This tour is two trips in one as you keep an aye out for wildlife like whales, sea lions, and eagles. If you are a fan of the show on Discovery, you will love this tour. Get more details here.
21. Trolley Tour
If you simply want an overview of the town of Ketchikan, a trolley tour is a great option. The Totems, City & Wildlife by Cable Car Trolley takes you around in a San Francisco style trolley to see the Saxam Native Village and fish ladder. You may even spy bears, seals and a bald eagle ore two with a stop at the Herring Cove viewing area. Book your trolley tour here.
22. The Rock
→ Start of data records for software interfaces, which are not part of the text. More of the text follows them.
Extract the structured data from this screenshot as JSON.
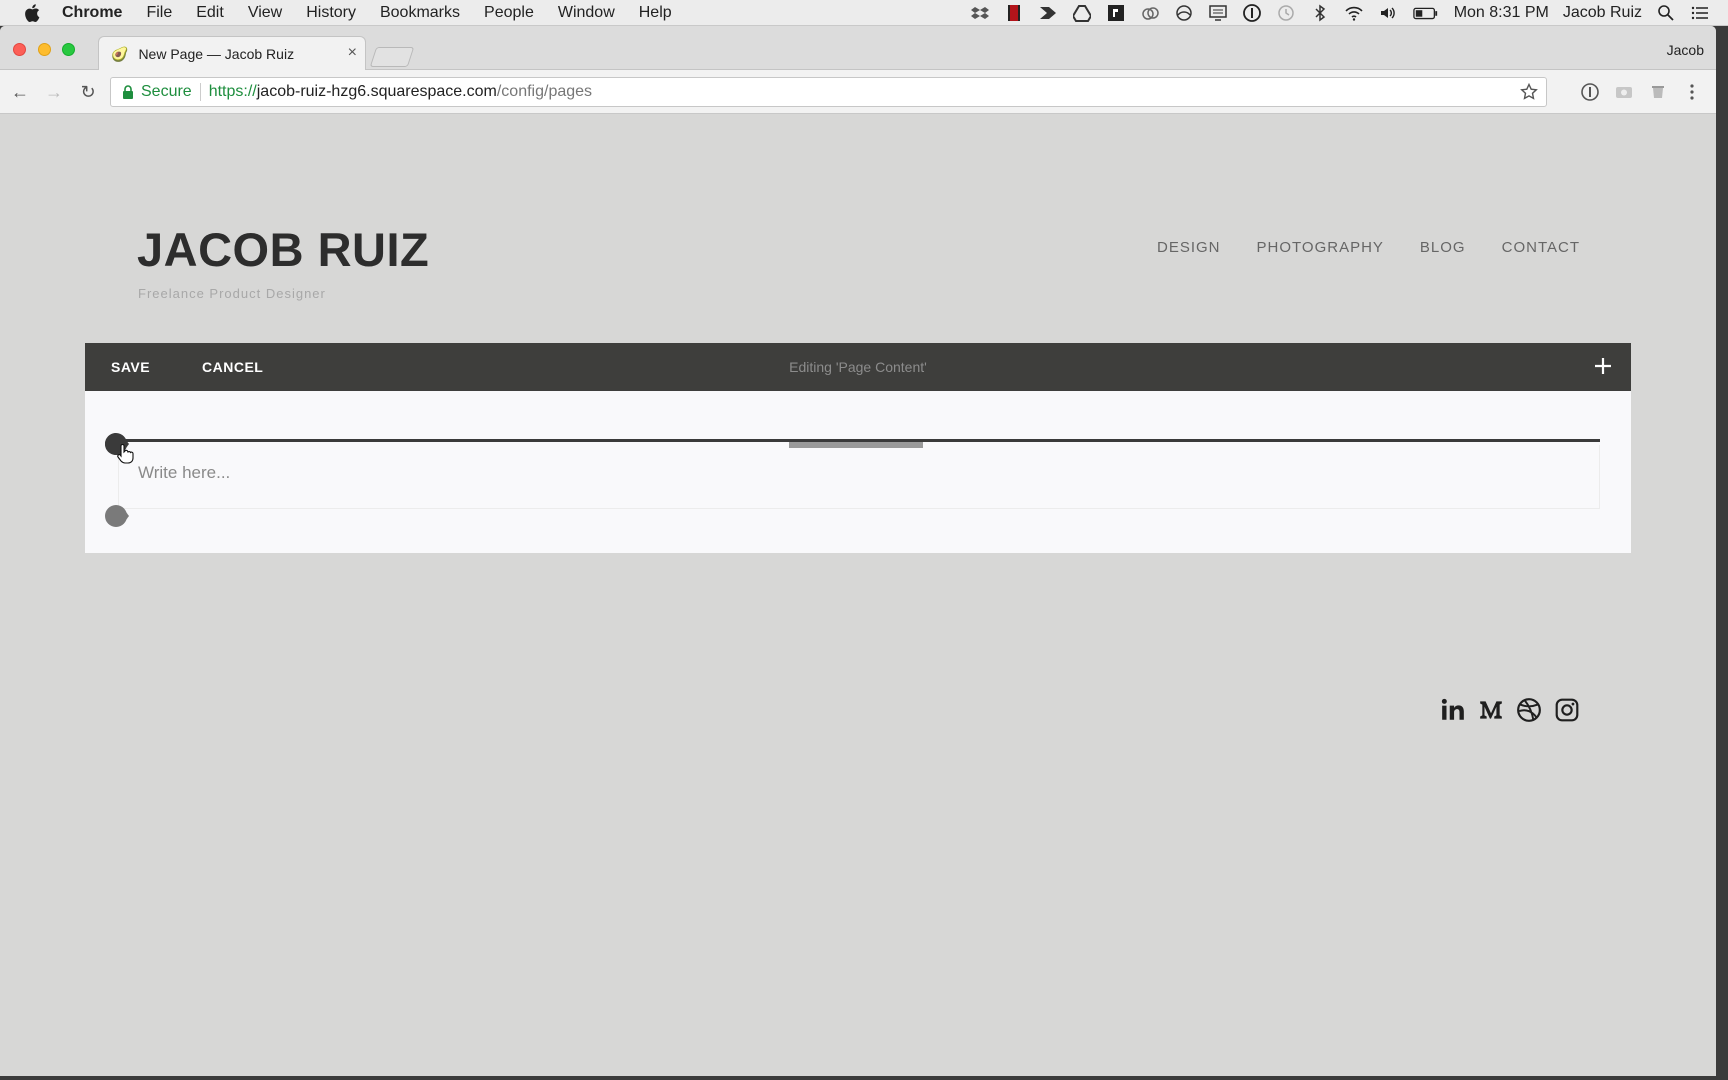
{
  "menubar": {
    "app": "Chrome",
    "items": [
      "File",
      "Edit",
      "View",
      "History",
      "Bookmarks",
      "People",
      "Window",
      "Help"
    ],
    "clock": "Mon 8:31 PM",
    "user": "Jacob Ruiz"
  },
  "browser": {
    "tab_title": "New Page — Jacob Ruiz",
    "profile": "Jacob",
    "url": {
      "secure_label": "Secure",
      "scheme": "https://",
      "host": "jacob-ruiz-hzg6.squarespace.com",
      "path": "/config/pages"
    }
  },
  "site": {
    "title": "JACOB RUIZ",
    "tagline": "Freelance Product Designer",
    "nav": [
      "DESIGN",
      "PHOTOGRAPHY",
      "BLOG",
      "CONTACT"
    ]
  },
  "editor": {
    "save_label": "SAVE",
    "cancel_label": "CANCEL",
    "status": "Editing 'Page Content'",
    "text_placeholder": "Write here..."
  },
  "social_icons": [
    "linkedin-icon",
    "medium-icon",
    "dribbble-icon",
    "instagram-icon"
  ],
  "colors": {
    "page_bg": "#d7d7d6",
    "editbar_bg": "#3e3e3c",
    "content_bg": "#f9f9fb",
    "secure_green": "#1e8e3e"
  }
}
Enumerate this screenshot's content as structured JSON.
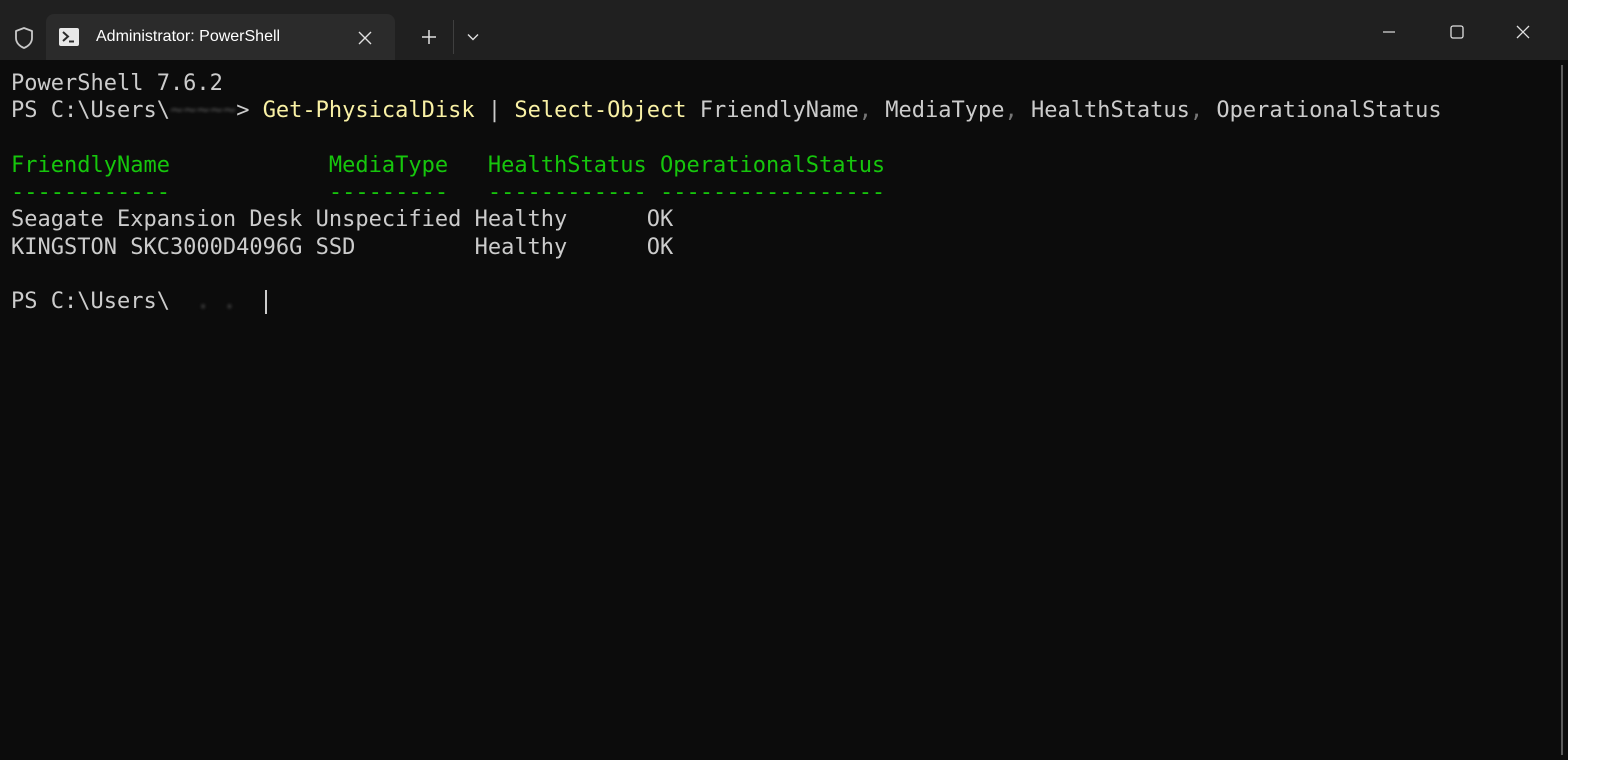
{
  "window": {
    "tab_title": "Administrator: PowerShell",
    "icons": {
      "shield": "shield-icon",
      "tab": "powershell-icon",
      "tab_close": "close-icon",
      "new_tab": "plus-icon",
      "dropdown": "chevron-down-icon",
      "minimize": "minimize-icon",
      "maximize": "maximize-icon",
      "close": "close-icon"
    }
  },
  "terminal": {
    "version_line": "PowerShell 7.6.2",
    "prompt_path": "PS C:\\Users\\",
    "prompt_gt": ">",
    "command": {
      "cmd1": "Get-PhysicalDisk",
      "pipe": "|",
      "cmd2": "Select-Object",
      "arg1": "FriendlyName",
      "arg2": "MediaType",
      "arg3": "HealthStatus",
      "arg4": "OperationalStatus",
      "comma": ","
    },
    "table": {
      "header_line": "FriendlyName            MediaType   HealthStatus OperationalStatus",
      "underline_line": "------------            ---------   ------------ -----------------",
      "rows": [
        "Seagate Expansion Desk Unspecified Healthy      OK",
        "KINGSTON SKC3000D4096G SSD         Healthy      OK"
      ]
    },
    "final_prompt": "PS C:\\Users\\"
  },
  "colors": {
    "background": "#0c0c0c",
    "titlebar": "#202020",
    "tab": "#2b2b2b",
    "text": "#cccccc",
    "command": "#f9f1a5",
    "header": "#16c60c"
  }
}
Make sure to stroll along the waterfront of Ketchikan and keep an eye out for The Rock sculpture. The Rock is a beautiful piece of Alaskan art depicting the origins of Ketchikan City. It displays seven figures that represent the people who helped to build the city. Chief Johnson stands at the top surrounded by a native drummer, a frontierswoman, a minor, fisherman and a logger. This is one of the top stops for photographs.
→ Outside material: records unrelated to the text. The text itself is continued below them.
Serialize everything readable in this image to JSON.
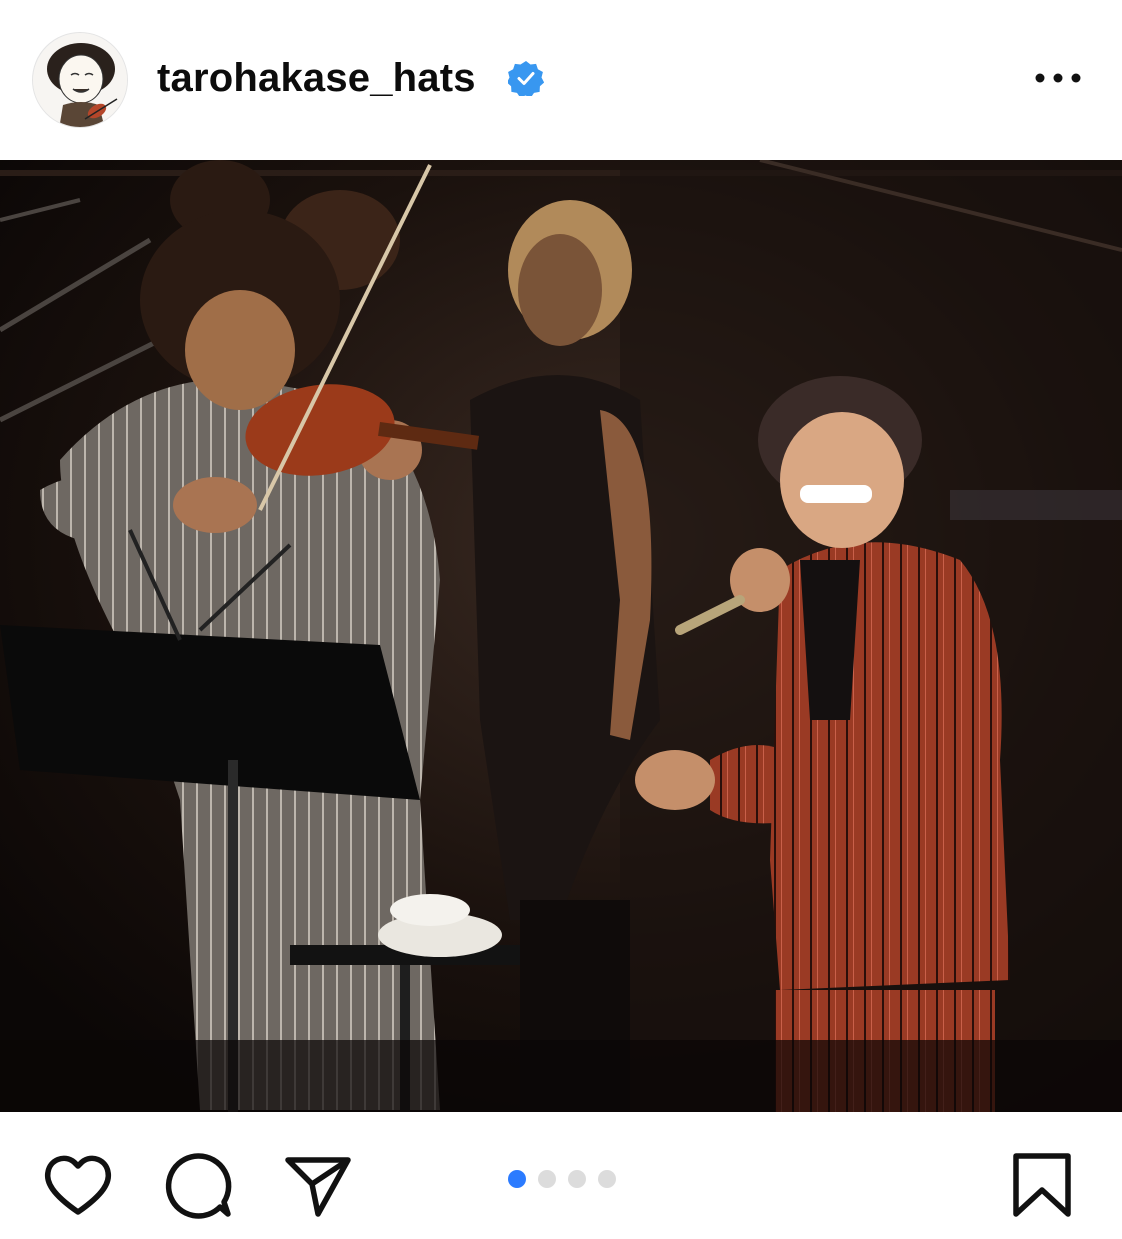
{
  "post": {
    "username": "tarohakase_hats",
    "verified": true,
    "icons": {
      "avatar": "illustrated-violinist-avatar",
      "verified": "verified-badge-icon",
      "more": "more-options-icon",
      "like": "heart-icon",
      "comment": "comment-bubble-icon",
      "share": "paper-plane-icon",
      "save": "bookmark-icon"
    },
    "carousel": {
      "total": 4,
      "current": 1
    },
    "colors": {
      "verified_blue": "#3897f0",
      "active_dot": "#2b7bff",
      "inactive_dot": "#dcdcdc"
    }
  }
}
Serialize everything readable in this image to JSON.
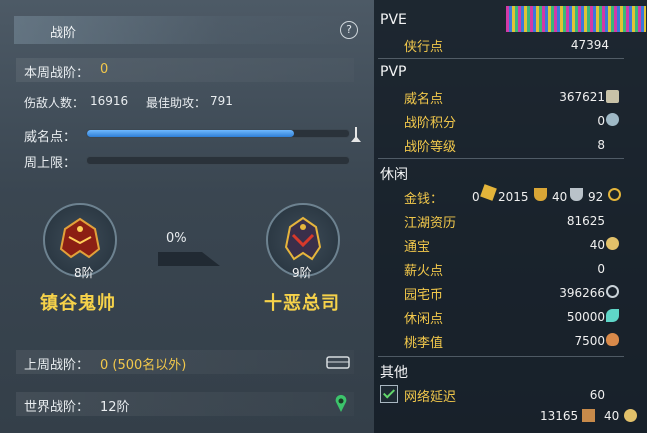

We love Ketchikan. From its abundant wildlife to its rich history there is something for everyone. If you are looking to experience Alaska or an Alascan cruise, make sure to add Ketchikan to your list.
This small town in the southeastern part of Alaska, known for its high concentration of wildlife, totem poles, and its rich native culture. With a population of approximately 8,000, Ketchikan offers visitors a unique and unforgettable experience with plenty of exciting activities and attractions to explore.
There is no denying that Ketchikan is a popular port of call for cruise ships, with several ships stopping in the city each day. Chances are you’ll be visiting Ketchikan by cruise ship. For us, each stop we made was by cruise ship, and while it took us a few trips to be able to experience a lot of Ketchikan Alaska, you can see a lot in a short time.
Downtown Ketchikan Map
It is easy to explore downtown in just a couple of hours if you don’t spend too long in museums.
If you choose a tour that combines a scenic flight with wildlife viewing, you’ll be able to have two tours in one. You’ll then have the rest of the afternoon to explore downtown Ketchikan and the former red-light district. You can probably even pop into Dolly’s House Museum for a quick tour.
Cruise Ships in Ketchikan
We took a Holland American Cruise that included a stop in Ketchikan and it was outstanding. Our ports of call on our cruise included Anchorage to Whittier, Juneau, Skagway and cruisin through the Hubbard Glacier, Glacier Bay, the Inside Passage and Vancouver. More details on our Yukon, Denali Land Tour with Holland America here.
The Cruise ship dock is located downtown and is just a short walk to the old red light district of Creek Street. Even if you don’t book a tour of Ketchikan, you’ll be able to experience a lot of this cool Alaskan Gold Rush town.
Have you been to Ketchikan? What is your favourite thing to do?